Start of SOURCE DATA

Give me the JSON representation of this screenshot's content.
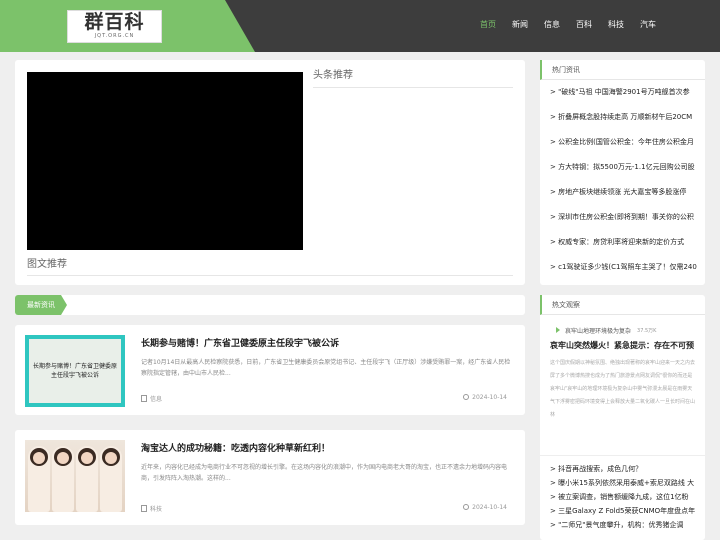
{
  "header": {
    "logo_text": "群百科",
    "logo_sub": "JQT.ORG.CN",
    "nav": [
      "首页",
      "新闻",
      "信息",
      "百科",
      "科技",
      "汽车"
    ]
  },
  "feature": {
    "headline_title": "头条推荐",
    "pic_title": "图文推荐"
  },
  "hot": {
    "title": "热门资讯",
    "items": [
      "> \"破线\"马祖 中国海警2901号万吨舰首次参",
      "> 折叠屏概念股持续走高 万顺新材午后20CM",
      "> 公积金比例(国管公积金：今年住房公积金月",
      "> 方大特钢：拟5500万元-1.1亿元回购公司股",
      "> 房地产板块继续领涨 光大嘉宝等多股涨停",
      "> 深圳市住房公积金(即将到期！事关你的公积",
      "> 权威专家：房贷利率将迎来新的定价方式",
      "> c1驾驶证多少钱(C1驾照车主哭了！仅需240"
    ]
  },
  "news": {
    "tab": "最新资讯",
    "articles": [
      {
        "title": "长期参与赌博！广东省卫健委原主任段宇飞被公诉",
        "summary": "记者10月14日从最高人民检察院获悉，日前，广东省卫生健康委员会原党组书记、主任段宇飞（正厅级）涉嫌受贿罪一案，经广东省人民检察院指定管辖，由中山市人民检...",
        "category": "信息",
        "date": "2024-10-14",
        "thumb_text": "长期参与赌博！广东省卫健委原主任段宇飞被公诉"
      },
      {
        "title": "淘宝达人的成功秘籍：吃透内容化种草新红利！",
        "summary": "近年来，内容化已经成为电商行业不可忽视的增长引擎。在这场内容化的浪潮中，作为国内电商老大哥的淘宝，也正不遗余力地增码内容电商，引发阵阵入淘热潮。这样的...",
        "category": "科技",
        "date": "2024-10-14"
      }
    ]
  },
  "views": {
    "title": "热文观察",
    "video_title": "哀牢山地理环境极为复杂",
    "video_count": "37.5万K",
    "featured_title": "哀牢山突然爆火！紧急提示：存在不可预",
    "featured_summary": "这个国庆假期以神秘氛围、绝独出现著称的哀牢山迎来一天之内去屏了多个微博热搜也成为了热门旅游景点网友调侃\"很你的而还是哀牢山\"哀牢山的地理环境极为复杂山中雾气弥漫太晨是在雨雾天气下浮雾密把码环境变得上会释放大量二氧化碳人一旦长时间在山林",
    "items": [
      "> 抖音再战搜索，成色几何？",
      "> 曝小米15系列依然采用泰威+索尼双路线 大",
      "> 被立案调查，销售额缓降九成，这位1亿粉",
      "> 三星Galaxy Z Fold5荣获CNMO年度盘点年",
      "> \"二师兄\"景气度攀升，机构：优秀猪企调"
    ]
  }
}
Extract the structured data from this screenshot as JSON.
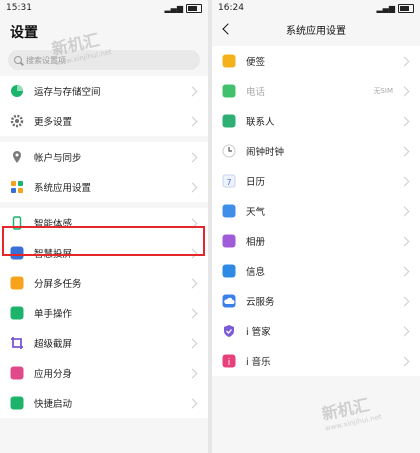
{
  "left": {
    "status": {
      "time": "15:31"
    },
    "title": "设置",
    "search": {
      "placeholder": "搜索设置项"
    },
    "groups": [
      [
        {
          "label": "运存与存储空间",
          "icon": "storage-pie-icon",
          "color": "#1cb36b"
        },
        {
          "label": "更多设置",
          "icon": "gear-icon",
          "color": "#6f6f6f"
        }
      ],
      [
        {
          "label": "帐户与同步",
          "icon": "location-pin-icon",
          "color": "#7a7a7a"
        },
        {
          "label": "系统应用设置",
          "icon": "app-grid-icon",
          "color": "#f6a21a"
        }
      ],
      [
        {
          "label": "智能体感",
          "icon": "phone-outline-icon",
          "color": "#1cb36b"
        },
        {
          "label": "智慧投屏",
          "icon": "screen-cast-icon",
          "color": "#3b6fd8"
        },
        {
          "label": "分屏多任务",
          "icon": "split-screen-icon",
          "color": "#f6a21a"
        },
        {
          "label": "单手操作",
          "icon": "one-hand-icon",
          "color": "#1cb36b"
        },
        {
          "label": "超级截屏",
          "icon": "crop-icon",
          "color": "#7b57d3"
        },
        {
          "label": "应用分身",
          "icon": "app-clone-icon",
          "color": "#e04a8b"
        },
        {
          "label": "快捷启动",
          "icon": "quick-launch-icon",
          "color": "#1cb36b"
        }
      ]
    ]
  },
  "right": {
    "status": {
      "time": "16:24"
    },
    "title": "系统应用设置",
    "items": [
      {
        "label": "便签",
        "icon": "notes-icon",
        "color": "#f3b11a"
      },
      {
        "label": "电话",
        "icon": "phone-icon",
        "color": "#42c06c",
        "sub": "无SIM",
        "disabled": true
      },
      {
        "label": "联系人",
        "icon": "contacts-icon",
        "color": "#2eaf74"
      },
      {
        "label": "闹钟时钟",
        "icon": "clock-icon",
        "color": "#555555"
      },
      {
        "label": "日历",
        "icon": "calendar-icon",
        "color": "#4a78d6",
        "glyph": "7"
      },
      {
        "label": "天气",
        "icon": "weather-icon",
        "color": "#3f8fe8"
      },
      {
        "label": "相册",
        "icon": "gallery-icon",
        "color": "#a05bd8"
      },
      {
        "label": "信息",
        "icon": "message-icon",
        "color": "#2f8ae6"
      },
      {
        "label": "云服务",
        "icon": "cloud-icon",
        "color": "#3b7fe8"
      },
      {
        "label": "i 管家",
        "icon": "shield-icon",
        "color": "#7b5cd8"
      },
      {
        "label": "i 音乐",
        "icon": "music-icon",
        "color": "#e7407a"
      }
    ]
  },
  "watermark": {
    "brand": "新机汇",
    "site": "www.xinjihui.net"
  }
}
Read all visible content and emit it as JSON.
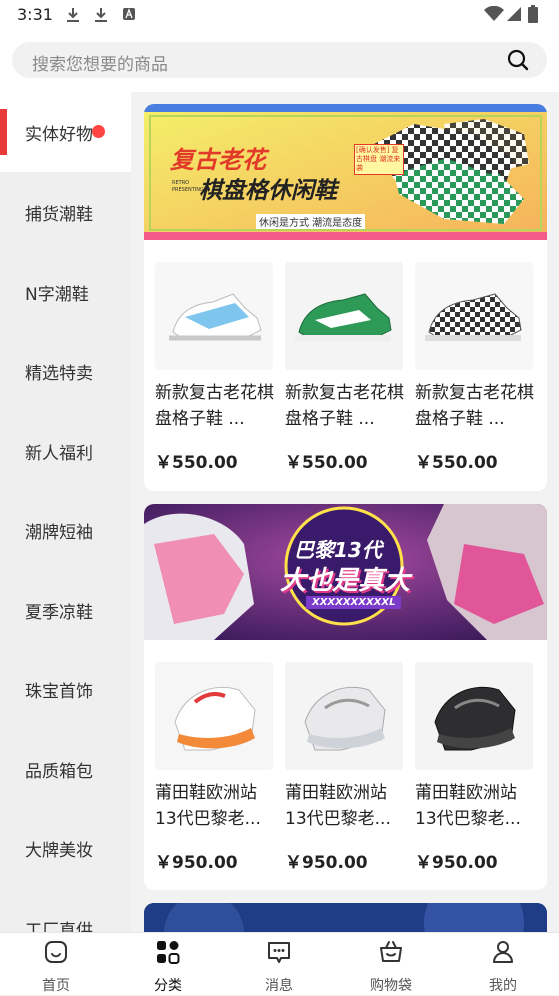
{
  "status_bar": {
    "time": "3:31"
  },
  "search": {
    "placeholder": "搜索您想要的商品"
  },
  "sidebar": {
    "items": [
      {
        "label": "实体好物",
        "active": true,
        "badge": true
      },
      {
        "label": "捕货潮鞋"
      },
      {
        "label": "N字潮鞋"
      },
      {
        "label": "精选特卖"
      },
      {
        "label": "新人福利"
      },
      {
        "label": "潮牌短袖"
      },
      {
        "label": "夏季凉鞋"
      },
      {
        "label": "珠宝首饰"
      },
      {
        "label": "品质箱包"
      },
      {
        "label": "大牌美妆"
      },
      {
        "label": "工厂直供"
      }
    ]
  },
  "sections": [
    {
      "banner": {
        "title1": "复古老花",
        "title2": "棋盘格休闲鞋",
        "tag": "休闲是方式 潮流是态度",
        "brand": "RETRO PRESENTING",
        "stamp": "[确认发售] 复古棋盘 潮流来袭"
      },
      "products": [
        {
          "title": "新款复古老花棋盘格子鞋 ...",
          "price": "￥550.00"
        },
        {
          "title": "新款复古老花棋盘格子鞋 ...",
          "price": "￥550.00"
        },
        {
          "title": "新款复古老花棋盘格子鞋 ...",
          "price": "￥550.00"
        }
      ]
    },
    {
      "banner": {
        "title1": "巴黎13代",
        "title2": "大也是真大",
        "tag": "XXXXXXXXXXL"
      },
      "products": [
        {
          "title": "莆田鞋欧洲站13代巴黎老...",
          "price": "￥950.00"
        },
        {
          "title": "莆田鞋欧洲站13代巴黎老...",
          "price": "￥950.00"
        },
        {
          "title": "莆田鞋欧洲站13代巴黎老...",
          "price": "￥950.00"
        }
      ]
    }
  ],
  "bottom_nav": [
    {
      "label": "首页",
      "icon": "home-icon"
    },
    {
      "label": "分类",
      "icon": "category-icon",
      "active": true
    },
    {
      "label": "消息",
      "icon": "message-icon"
    },
    {
      "label": "购物袋",
      "icon": "basket-icon"
    },
    {
      "label": "我的",
      "icon": "user-icon"
    }
  ],
  "colors": {
    "accent": "#e83a3a",
    "banner1_bg": "#f7e94a",
    "banner2_bg": "#5a2a7a"
  }
}
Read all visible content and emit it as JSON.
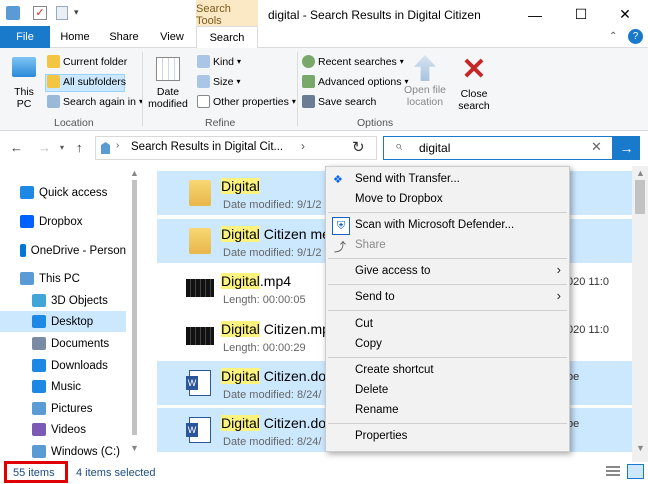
{
  "window": {
    "title": "digital - Search Results in Digital Citizen",
    "contextual_tab": "Search Tools",
    "controls": [
      "—",
      "☐",
      "✕"
    ]
  },
  "tabs": [
    "File",
    "Home",
    "Share",
    "View",
    "Search"
  ],
  "ribbon": {
    "this_pc": "This PC",
    "current_folder": "Current folder",
    "all_subfolders": "All subfolders",
    "search_again_in": "Search again in",
    "location_group": "Location",
    "date_modified": "Date modified",
    "kind": "Kind",
    "size": "Size",
    "other_properties": "Other properties",
    "refine_group": "Refine",
    "recent_searches": "Recent searches",
    "advanced_options": "Advanced options",
    "save_search": "Save search",
    "open_file_location": "Open file location",
    "options_group": "Options",
    "close_search": "Close search"
  },
  "address": {
    "path": "Search Results in Digital Cit...",
    "search_value": "digital"
  },
  "nav": [
    {
      "label": "Quick access",
      "icon": "star-icon",
      "color": "#1e88e5"
    },
    {
      "label": "Dropbox",
      "icon": "dropbox-icon",
      "color": "#0061fe"
    },
    {
      "label": "OneDrive - Person",
      "icon": "cloud-icon",
      "color": "#0078d4"
    },
    {
      "label": "This PC",
      "icon": "computer-icon",
      "color": "#5b9bd5"
    },
    {
      "label": "3D Objects",
      "icon": "cube-icon",
      "color": "#42a5d8"
    },
    {
      "label": "Desktop",
      "icon": "desktop-icon",
      "color": "#1e88e5"
    },
    {
      "label": "Documents",
      "icon": "document-icon",
      "color": "#7a8ca5"
    },
    {
      "label": "Downloads",
      "icon": "download-icon",
      "color": "#1e88e5"
    },
    {
      "label": "Music",
      "icon": "music-icon",
      "color": "#1e88e5"
    },
    {
      "label": "Pictures",
      "icon": "picture-icon",
      "color": "#5b9bd5"
    },
    {
      "label": "Videos",
      "icon": "video-icon",
      "color": "#7a5ab5"
    },
    {
      "label": "Windows (C:)",
      "icon": "drive-icon",
      "color": "#5b9bd5"
    }
  ],
  "files": [
    {
      "hl": "Digital",
      "rest": "",
      "meta": "Date modified: 9/1/2",
      "right": "",
      "selected": true,
      "icon": "folder-icon"
    },
    {
      "hl": "Digital",
      "rest": " Citizen me",
      "meta": "Date modified: 9/1/2",
      "right": "",
      "selected": true,
      "icon": "folder-icon"
    },
    {
      "hl": "Digital",
      "rest": ".mp4",
      "meta": "Length: 00:00:05",
      "right": "020 11:0",
      "selected": false,
      "icon": "video-file-icon"
    },
    {
      "hl": "Digital",
      "rest": " Citizen.mp",
      "meta": "Length: 00:00:29",
      "right": "020 11:0",
      "selected": false,
      "icon": "video-file-icon"
    },
    {
      "hl": "Digital",
      "rest": " Citizen.doc",
      "meta": "Date modified: 8/24/",
      "right": "oe",
      "selected": true,
      "icon": "word-icon"
    },
    {
      "hl": "Digital",
      "rest": " Citizen.doc",
      "meta": "Date modified: 8/24/",
      "right": "oe",
      "selected": true,
      "icon": "word-icon"
    }
  ],
  "context_menu": [
    "Send with Transfer...",
    "Move to Dropbox",
    "Scan with Microsoft Defender...",
    "Share",
    "Give access to",
    "Send to",
    "Cut",
    "Copy",
    "Create shortcut",
    "Delete",
    "Rename",
    "Properties"
  ],
  "status": {
    "items": "55 items",
    "selected": "4 items selected"
  },
  "colors": {
    "accent": "#1979ca",
    "selection": "#cce8ff",
    "highlight": "#fbf37d",
    "annotation": "#e00000"
  }
}
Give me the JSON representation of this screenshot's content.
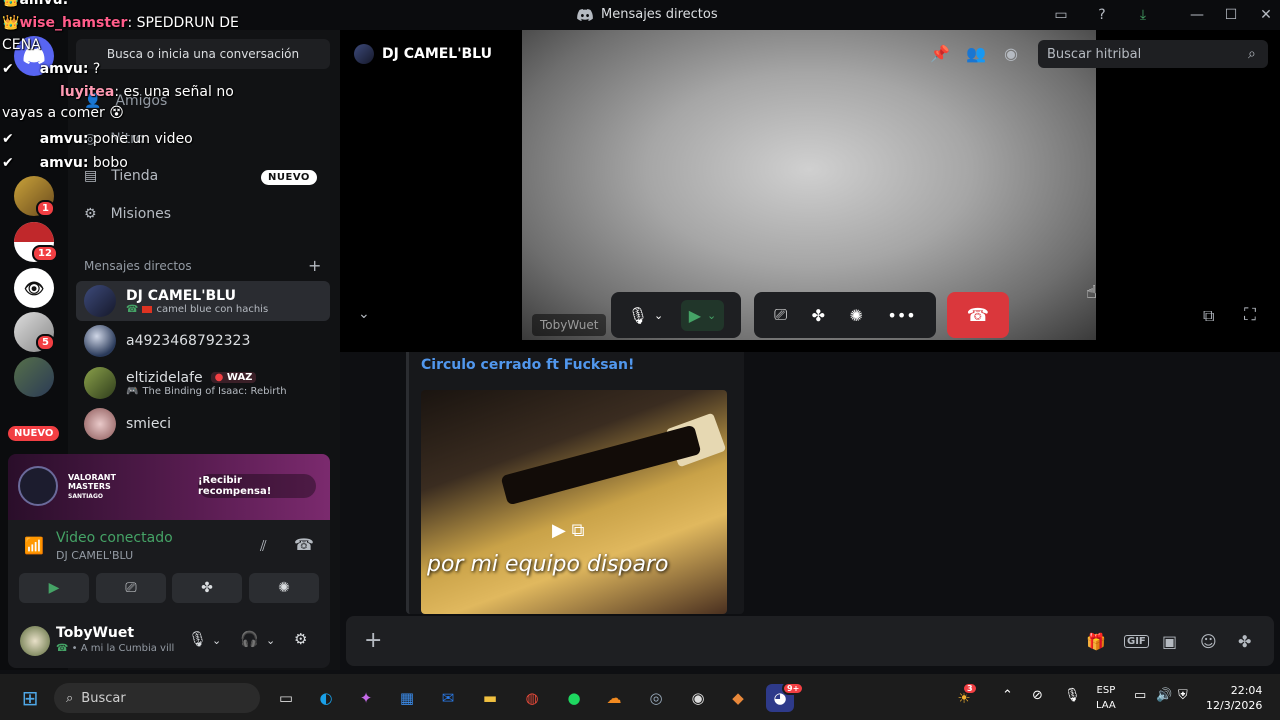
{
  "window": {
    "title": "Mensajes directos"
  },
  "chat_overlay": [
    {
      "user": "amvu:",
      "text": ""
    },
    {
      "user": "wise_hamster",
      "text": ": SPEDDRUN DE"
    },
    {
      "user": "",
      "text": "CENA"
    },
    {
      "user": "amvu:",
      "text": " ?"
    },
    {
      "user": "luyitea",
      "text": ": es una señal no"
    },
    {
      "user": "",
      "text": "vayas a comer"
    },
    {
      "user": "amvu:",
      "text": " pone un video"
    },
    {
      "user": "amvu:",
      "text": " bobo"
    }
  ],
  "rail": {
    "badges": [
      "1",
      "12",
      "5"
    ],
    "nuevo": "NUEVO"
  },
  "sidebar": {
    "search_placeholder": "Busca o inicia una conversación",
    "nav": [
      {
        "label": "Amigos",
        "icon": "friends-icon"
      },
      {
        "label": "Nitro",
        "icon": "nitro-icon"
      },
      {
        "label": "Tienda",
        "icon": "shop-icon",
        "badge": "NUEVO"
      },
      {
        "label": "Misiones",
        "icon": "quests-icon"
      }
    ],
    "dm_header": "Mensajes directos",
    "dms": [
      {
        "name": "DJ CAMEL'BLU",
        "sub": "camel blue con hachis",
        "active": true
      },
      {
        "name": "a4923468792323",
        "sub": ""
      },
      {
        "name": "eltizidelafe",
        "tag": "WAZ",
        "sub": "The Binding of Isaac: Rebirth"
      },
      {
        "name": "smieci",
        "sub": ""
      }
    ]
  },
  "promo": {
    "title": "VALORANT MASTERS",
    "location": "SANTIAGO",
    "button": "¡Recibir recompensa!"
  },
  "voice": {
    "status": "Video conectado",
    "channel": "DJ CAMEL'BLU"
  },
  "user": {
    "name": "TobyWuet",
    "status": "A mi la Cumbia vill"
  },
  "call": {
    "header_name": "DJ CAMEL'BLU",
    "search_placeholder": "Buscar hitribal",
    "video_label": "TobyWuet"
  },
  "embed": {
    "title": "Circulo cerrado ft Fucksan!",
    "caption": "por mi equipo disparo"
  },
  "taskbar": {
    "search": "Buscar",
    "lang_top": "ESP",
    "lang_bottom": "LAA",
    "time": "22:04",
    "date": "12/3/2026",
    "notif_badge": "3",
    "discord_badge": "9+"
  }
}
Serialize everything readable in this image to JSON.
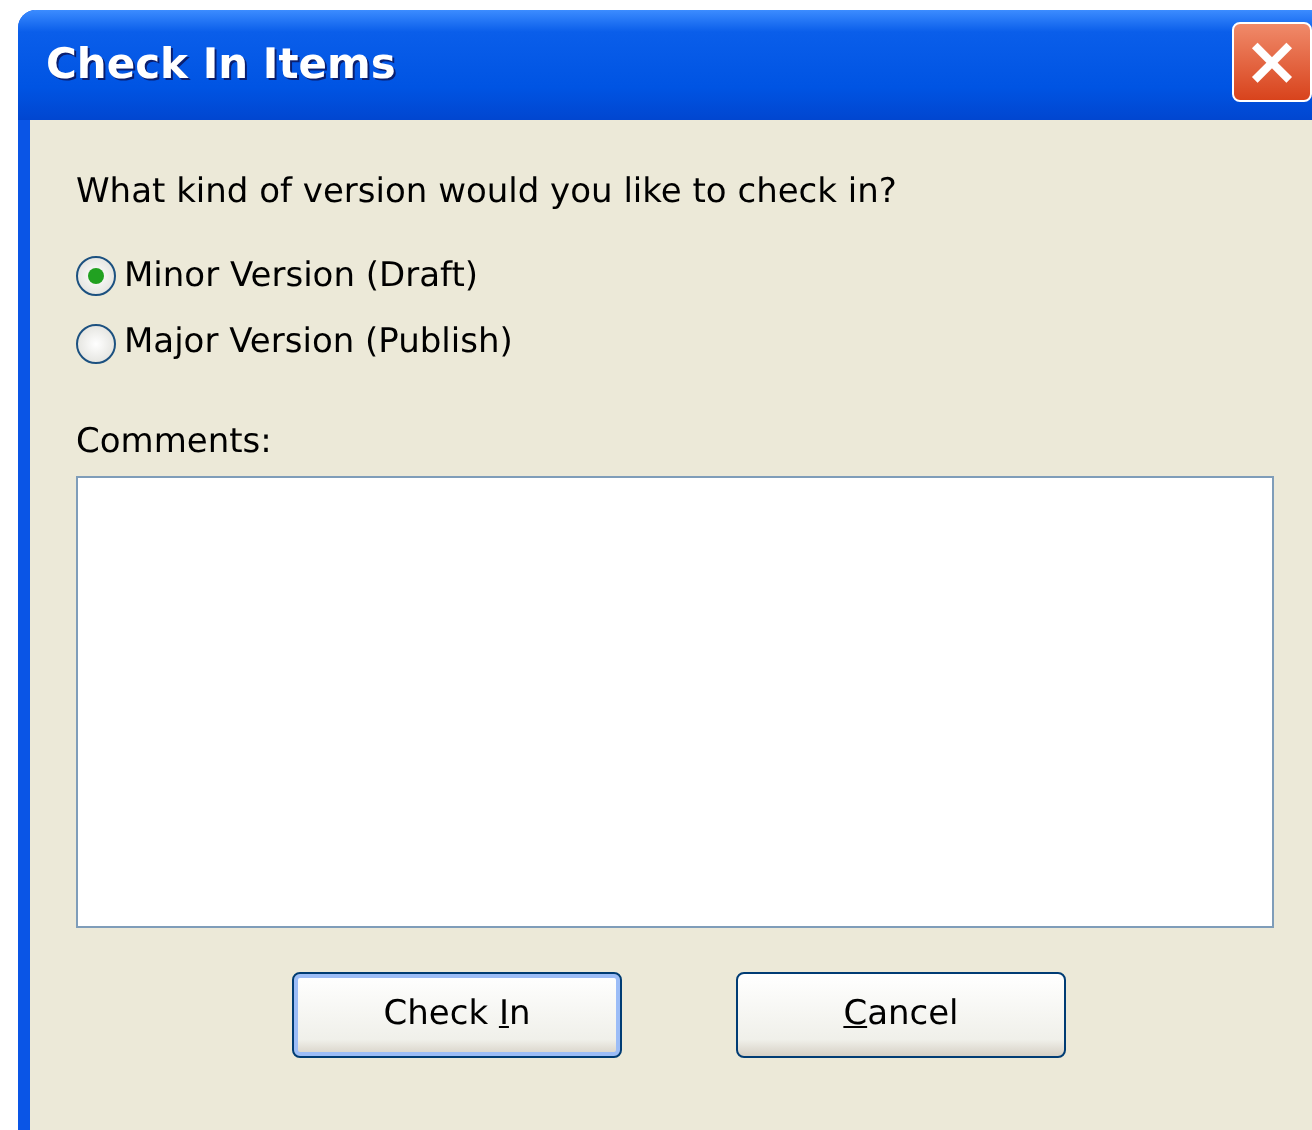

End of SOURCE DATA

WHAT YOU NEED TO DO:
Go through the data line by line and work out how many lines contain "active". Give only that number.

TASK SOLUTION:
3